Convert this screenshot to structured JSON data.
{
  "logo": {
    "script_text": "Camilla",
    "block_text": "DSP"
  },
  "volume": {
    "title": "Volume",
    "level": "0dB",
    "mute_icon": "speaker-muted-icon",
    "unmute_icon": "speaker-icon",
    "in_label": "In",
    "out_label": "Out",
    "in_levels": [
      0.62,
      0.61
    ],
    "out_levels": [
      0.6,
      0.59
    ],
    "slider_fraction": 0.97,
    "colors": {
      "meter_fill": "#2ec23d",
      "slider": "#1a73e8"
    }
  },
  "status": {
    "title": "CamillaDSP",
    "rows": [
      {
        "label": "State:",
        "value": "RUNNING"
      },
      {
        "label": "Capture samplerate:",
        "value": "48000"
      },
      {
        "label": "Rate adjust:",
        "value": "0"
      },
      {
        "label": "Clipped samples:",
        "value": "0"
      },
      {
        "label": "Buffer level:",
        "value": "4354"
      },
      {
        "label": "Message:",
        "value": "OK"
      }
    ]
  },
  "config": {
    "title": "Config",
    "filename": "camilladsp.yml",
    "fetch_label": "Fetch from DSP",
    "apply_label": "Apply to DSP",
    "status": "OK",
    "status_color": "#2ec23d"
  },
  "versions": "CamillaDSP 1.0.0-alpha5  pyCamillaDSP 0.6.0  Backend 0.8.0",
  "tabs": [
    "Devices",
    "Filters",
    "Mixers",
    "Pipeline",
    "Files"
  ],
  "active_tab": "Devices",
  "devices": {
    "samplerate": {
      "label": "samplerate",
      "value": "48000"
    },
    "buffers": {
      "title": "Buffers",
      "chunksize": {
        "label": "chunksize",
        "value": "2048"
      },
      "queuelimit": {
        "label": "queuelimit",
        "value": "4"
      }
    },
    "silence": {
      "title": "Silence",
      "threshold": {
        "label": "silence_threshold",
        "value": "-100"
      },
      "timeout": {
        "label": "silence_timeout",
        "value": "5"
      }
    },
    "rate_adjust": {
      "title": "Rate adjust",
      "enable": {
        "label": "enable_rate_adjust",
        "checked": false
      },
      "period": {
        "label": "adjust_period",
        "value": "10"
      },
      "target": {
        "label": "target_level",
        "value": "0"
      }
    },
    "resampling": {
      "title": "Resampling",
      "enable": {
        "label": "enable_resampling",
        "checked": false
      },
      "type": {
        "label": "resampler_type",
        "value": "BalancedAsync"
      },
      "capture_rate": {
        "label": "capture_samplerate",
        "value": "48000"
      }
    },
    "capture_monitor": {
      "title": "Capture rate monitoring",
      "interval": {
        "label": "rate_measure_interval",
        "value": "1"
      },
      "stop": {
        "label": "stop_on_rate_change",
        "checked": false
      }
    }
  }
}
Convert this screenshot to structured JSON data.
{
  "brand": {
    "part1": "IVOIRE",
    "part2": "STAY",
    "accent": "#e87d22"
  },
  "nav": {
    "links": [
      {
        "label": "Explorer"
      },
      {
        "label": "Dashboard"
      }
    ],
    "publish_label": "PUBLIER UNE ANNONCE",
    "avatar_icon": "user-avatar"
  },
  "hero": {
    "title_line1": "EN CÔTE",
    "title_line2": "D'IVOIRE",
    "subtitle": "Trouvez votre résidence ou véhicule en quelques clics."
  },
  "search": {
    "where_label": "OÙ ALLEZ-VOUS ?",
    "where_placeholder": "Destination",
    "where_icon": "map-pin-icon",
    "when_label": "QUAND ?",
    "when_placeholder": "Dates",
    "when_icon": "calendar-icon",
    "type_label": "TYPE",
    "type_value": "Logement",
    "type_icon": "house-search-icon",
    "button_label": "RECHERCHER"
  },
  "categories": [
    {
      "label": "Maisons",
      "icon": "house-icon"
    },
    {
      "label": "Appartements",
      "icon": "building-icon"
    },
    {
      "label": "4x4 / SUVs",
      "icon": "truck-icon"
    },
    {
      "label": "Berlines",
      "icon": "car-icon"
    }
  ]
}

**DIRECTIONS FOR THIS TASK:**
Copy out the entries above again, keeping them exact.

**SOLUTION:**
Convert this screenshot to structured JSON data.
{
  "logo": {
    "script_text": "Camilla",
    "block_text": "DSP"
  },
  "volume": {
    "title": "Volume",
    "level": "0dB",
    "mute_icon": "speaker-muted-icon",
    "unmute_icon": "speaker-icon",
    "in_label": "In",
    "out_label": "Out",
    "in_levels": [
      0.62,
      0.61
    ],
    "out_levels": [
      0.6,
      0.59
    ],
    "slider_fraction": 0.97,
    "colors": {
      "meter_fill": "#2ec23d",
      "slider": "#1a73e8"
    }
  },
  "status": {
    "title": "CamillaDSP",
    "rows": [
      {
        "label": "State:",
        "value": "RUNNING"
      },
      {
        "label": "Capture samplerate:",
        "value": "48000"
      },
      {
        "label": "Rate adjust:",
        "value": "0"
      },
      {
        "label": "Clipped samples:",
        "value": "0"
      },
      {
        "label": "Buffer level:",
        "value": "4354"
      },
      {
        "label": "Message:",
        "value": "OK"
      }
    ]
  },
  "config": {
    "title": "Config",
    "filename": "camilladsp.yml",
    "fetch_label": "Fetch from DSP",
    "apply_label": "Apply to DSP",
    "status": "OK",
    "status_color": "#2ec23d"
  },
  "versions": "CamillaDSP 1.0.0-alpha5  pyCamillaDSP 0.6.0  Backend 0.8.0",
  "tabs": [
    "Devices",
    "Filters",
    "Mixers",
    "Pipeline",
    "Files"
  ],
  "active_tab": "Devices",
  "devices": {
    "samplerate": {
      "label": "samplerate",
      "value": "48000"
    },
    "buffers": {
      "title": "Buffers",
      "chunksize": {
        "label": "chunksize",
        "value": "2048"
      },
      "queuelimit": {
        "label": "queuelimit",
        "value": "4"
      }
    },
    "silence": {
      "title": "Silence",
      "threshold": {
        "label": "silence_threshold",
        "value": "-100"
      },
      "timeout": {
        "label": "silence_timeout",
        "value": "5"
      }
    },
    "rate_adjust": {
      "title": "Rate adjust",
      "enable": {
        "label": "enable_rate_adjust",
        "checked": false
      },
      "period": {
        "label": "adjust_period",
        "value": "10"
      },
      "target": {
        "label": "target_level",
        "value": "0"
      }
    },
    "resampling": {
      "title": "Resampling",
      "enable": {
        "label": "enable_resampling",
        "checked": false
      },
      "type": {
        "label": "resampler_type",
        "value": "BalancedAsync"
      },
      "capture_rate": {
        "label": "capture_samplerate",
        "value": "48000"
      }
    },
    "capture_monitor": {
      "title": "Capture rate monitoring",
      "interval": {
        "label": "rate_measure_interval",
        "value": "1"
      },
      "stop": {
        "label": "stop_on_rate_change",
        "checked": false
      }
    }
  }
}
Convert this screenshot to structured JSON data.
{
  "brand": {
    "part1": "IVOIRE",
    "part2": "STAY",
    "accent": "#e87d22"
  },
  "nav": {
    "links": [
      {
        "label": "Explorer"
      },
      {
        "label": "Dashboard"
      }
    ],
    "publish_label": "PUBLIER UNE ANNONCE",
    "avatar_icon": "user-avatar"
  },
  "hero": {
    "title_line1": "EN CÔTE",
    "title_line2": "D'IVOIRE",
    "subtitle": "Trouvez votre résidence ou véhicule en quelques clics."
  },
  "search": {
    "where_label": "OÙ ALLEZ-VOUS ?",
    "where_placeholder": "Destination",
    "where_icon": "map-pin-icon",
    "when_label": "QUAND ?",
    "when_placeholder": "Dates",
    "when_icon": "calendar-icon",
    "type_label": "TYPE",
    "type_value": "Logement",
    "type_icon": "house-search-icon",
    "button_label": "RECHERCHER"
  },
  "categories": [
    {
      "label": "Maisons",
      "icon": "house-icon"
    },
    {
      "label": "Appartements",
      "icon": "building-icon"
    },
    {
      "label": "4x4 / SUVs",
      "icon": "truck-icon"
    },
    {
      "label": "Berlines",
      "icon": "car-icon"
    }
  ]
}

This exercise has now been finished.